Strike: The Best Kind Of Stealing?
In one scene of Disney’s shockingly progressive movie musical Newsies (now adapted for the Broadway stage), which sets the New York City newsboys strike of 1899 to infectious song-and-dance numbers, two newsies have an illuminating exchange on the ethics of theft.
David [with disdain]: Our dad taught us not to steal.
Jack [dryly]: Yeah, well mine taught me not to starve, so I guess we both got an education.
The story of the newsies progresses beyond individual, petty theft to dramatize the arc of a collectivized form of lawbreaking vis-à-vis property, one of my favorite forms of what could be called “stealing”: the strike.
Strikes are not always illegal, but when they are effective, especially when they involve the actual blocking of production and commerce, they usually cost the company money. A lot of money. The current, ongoing strike at the docks of Hong Kong, pictured above (the world’s third busiest port), is reportedly costing the Hong Kong International Terminals (HIT) something like $640,000 per day. This is its third week.
As we continue to take a systemic-level look at the second precept, a training to refrain from “taking what is not freely offered,” I’m eager to think about the ways this operates in the context of labor organizing and strikes, past and present. As engaged Buddhists, do we abstain from participating in or supporting “hard” picket lines, which prevent people from crossing, by force if necessary? (My sweet-as-honey 88-year-old neighbor, Mr. Posey, tells stories about his longshoreman days, when the picket line would overturn the cars of strikebreakers.) Or, on the other hand, is it our moral obligation to engage in such struggles around economic exploitation — what many engaged Buddhists have called institutionalized greed? How do we relate to the complexities of not-to-steal and not-to-starve, in resisting oppression from a stance of ahimsa, nonharming?
Clearly, the workers at the Hong Kong docks feel that greed and exploitation are at play, that something has been unfairly taken from them. They are fighting for justice to restore some of that loss. Specifically, the institutionalized theft to which they object relates not only to wages (they say they haven’t had a raise in a decade), but also to atrocious working conditions, and the dignity and time this company has taken from them — especially time with their families. In the video below, a worker gives a moving speech about this theft of time.
We take more care of the docks than we do our own families! Actually that phrase cuts deep into the heart. Do the docks need you to take care of them? Is Li Ka Shing really hurting? …Going on strike is telling Li Ka Shing, Hey, we’re finished taking care of you.

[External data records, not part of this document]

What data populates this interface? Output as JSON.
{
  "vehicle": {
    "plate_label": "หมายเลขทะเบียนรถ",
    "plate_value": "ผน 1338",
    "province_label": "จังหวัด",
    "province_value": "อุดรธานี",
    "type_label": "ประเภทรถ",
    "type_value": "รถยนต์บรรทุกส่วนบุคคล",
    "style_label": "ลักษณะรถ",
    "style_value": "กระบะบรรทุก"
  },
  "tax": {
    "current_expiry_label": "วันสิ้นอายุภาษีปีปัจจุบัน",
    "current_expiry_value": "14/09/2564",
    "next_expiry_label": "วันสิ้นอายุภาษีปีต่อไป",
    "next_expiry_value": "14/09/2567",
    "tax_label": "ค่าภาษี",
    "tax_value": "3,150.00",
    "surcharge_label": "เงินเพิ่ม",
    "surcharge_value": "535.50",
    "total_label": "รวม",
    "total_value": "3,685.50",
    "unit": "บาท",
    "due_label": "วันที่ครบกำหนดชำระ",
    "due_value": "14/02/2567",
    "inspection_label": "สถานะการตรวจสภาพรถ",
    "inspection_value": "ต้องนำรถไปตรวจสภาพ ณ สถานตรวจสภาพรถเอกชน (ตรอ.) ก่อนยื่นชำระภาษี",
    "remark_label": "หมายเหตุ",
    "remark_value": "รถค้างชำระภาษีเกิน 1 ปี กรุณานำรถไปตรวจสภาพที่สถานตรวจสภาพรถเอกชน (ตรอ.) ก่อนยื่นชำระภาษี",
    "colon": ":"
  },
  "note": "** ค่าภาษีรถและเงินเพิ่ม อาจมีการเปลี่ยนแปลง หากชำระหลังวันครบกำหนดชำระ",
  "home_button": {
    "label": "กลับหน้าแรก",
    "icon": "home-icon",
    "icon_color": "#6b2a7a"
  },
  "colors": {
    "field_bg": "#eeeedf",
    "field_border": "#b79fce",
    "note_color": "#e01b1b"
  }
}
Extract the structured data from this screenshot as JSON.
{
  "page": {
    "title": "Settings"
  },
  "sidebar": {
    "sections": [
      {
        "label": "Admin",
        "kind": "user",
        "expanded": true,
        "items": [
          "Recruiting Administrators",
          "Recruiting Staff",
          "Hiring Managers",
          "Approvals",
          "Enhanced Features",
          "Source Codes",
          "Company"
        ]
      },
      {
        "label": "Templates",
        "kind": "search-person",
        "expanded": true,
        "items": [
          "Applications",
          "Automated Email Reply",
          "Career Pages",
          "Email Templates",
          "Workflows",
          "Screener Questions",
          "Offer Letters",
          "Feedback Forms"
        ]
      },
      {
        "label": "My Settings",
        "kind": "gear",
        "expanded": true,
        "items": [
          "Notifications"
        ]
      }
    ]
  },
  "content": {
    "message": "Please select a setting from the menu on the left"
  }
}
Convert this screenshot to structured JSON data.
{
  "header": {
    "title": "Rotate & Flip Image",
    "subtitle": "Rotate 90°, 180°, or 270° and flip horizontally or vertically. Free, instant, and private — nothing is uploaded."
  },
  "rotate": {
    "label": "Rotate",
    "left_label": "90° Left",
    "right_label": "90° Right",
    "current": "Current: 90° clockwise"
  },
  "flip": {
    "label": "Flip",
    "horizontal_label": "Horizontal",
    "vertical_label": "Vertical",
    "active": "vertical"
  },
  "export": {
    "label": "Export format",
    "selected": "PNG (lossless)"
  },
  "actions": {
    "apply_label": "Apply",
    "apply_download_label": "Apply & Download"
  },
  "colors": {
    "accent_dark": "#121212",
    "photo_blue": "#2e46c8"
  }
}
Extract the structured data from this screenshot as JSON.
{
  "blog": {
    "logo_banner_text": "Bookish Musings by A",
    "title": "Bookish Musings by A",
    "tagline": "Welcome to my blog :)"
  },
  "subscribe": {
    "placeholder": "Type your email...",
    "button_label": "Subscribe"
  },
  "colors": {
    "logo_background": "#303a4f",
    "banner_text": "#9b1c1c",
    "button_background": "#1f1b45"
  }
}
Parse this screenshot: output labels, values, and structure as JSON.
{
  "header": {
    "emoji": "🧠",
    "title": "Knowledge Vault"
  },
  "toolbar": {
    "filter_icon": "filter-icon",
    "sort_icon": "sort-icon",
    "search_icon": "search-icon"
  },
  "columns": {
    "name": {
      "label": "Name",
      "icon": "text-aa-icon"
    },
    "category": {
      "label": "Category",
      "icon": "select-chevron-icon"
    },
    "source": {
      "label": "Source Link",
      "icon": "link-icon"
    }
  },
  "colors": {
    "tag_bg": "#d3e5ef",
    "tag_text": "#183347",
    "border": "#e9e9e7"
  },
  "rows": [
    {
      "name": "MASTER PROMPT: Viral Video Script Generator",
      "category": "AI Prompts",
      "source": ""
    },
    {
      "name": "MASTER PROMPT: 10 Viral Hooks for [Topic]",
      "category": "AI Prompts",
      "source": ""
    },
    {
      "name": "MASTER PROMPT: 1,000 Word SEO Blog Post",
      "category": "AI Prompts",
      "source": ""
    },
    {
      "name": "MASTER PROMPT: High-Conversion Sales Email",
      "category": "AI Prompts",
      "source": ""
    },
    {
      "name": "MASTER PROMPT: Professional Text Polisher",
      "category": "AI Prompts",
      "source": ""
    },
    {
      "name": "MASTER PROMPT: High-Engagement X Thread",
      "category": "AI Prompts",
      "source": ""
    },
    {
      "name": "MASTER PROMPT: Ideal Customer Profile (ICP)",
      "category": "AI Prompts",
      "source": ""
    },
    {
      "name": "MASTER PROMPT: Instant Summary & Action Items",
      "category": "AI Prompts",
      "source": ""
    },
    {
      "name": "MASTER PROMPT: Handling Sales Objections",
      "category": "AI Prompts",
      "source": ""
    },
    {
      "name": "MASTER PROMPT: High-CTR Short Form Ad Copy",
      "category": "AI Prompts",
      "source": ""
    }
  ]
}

We have to take care of our own families now.
As the struggle continues and escalates, the workers are bringing the fight to the company doorstep of one of HIT’s main investors, Hong Kong’s richest person, Li Ka-Shing.
More than 400 workers are now on strike in the city, protesting against labor conditions and demanding a 20% pay rise. On Wednesday night, they pitched tents outside of the headquarters of Mr. Li’s company Cheung Kong (Holdings) Ltd., which owns the largest stake in Hutchison Whampoa Ltd. Hutchison, through its unit Hongkong International Terminals, runs many of the city’s shipping berths.
Wonder what kind of Buddhist understanding Li will promote in his response (or nonresponse) to the workers’ fight? And wonder whether any of the Buddhist workers (Hong Kong has a large Buddhist population, so I’m just making an assumption, but I could be wrong — anybody know?) consider their struggle in explicitly spiritual or religious terms?
In any case, this will be a case to keep an eye on. I’ve been looking for opportunities to support the dock workers by adding to their strike fund, but so far haven’t been able to find anything online. If you see something, please share it with us here!
Happy Thursday, everyone.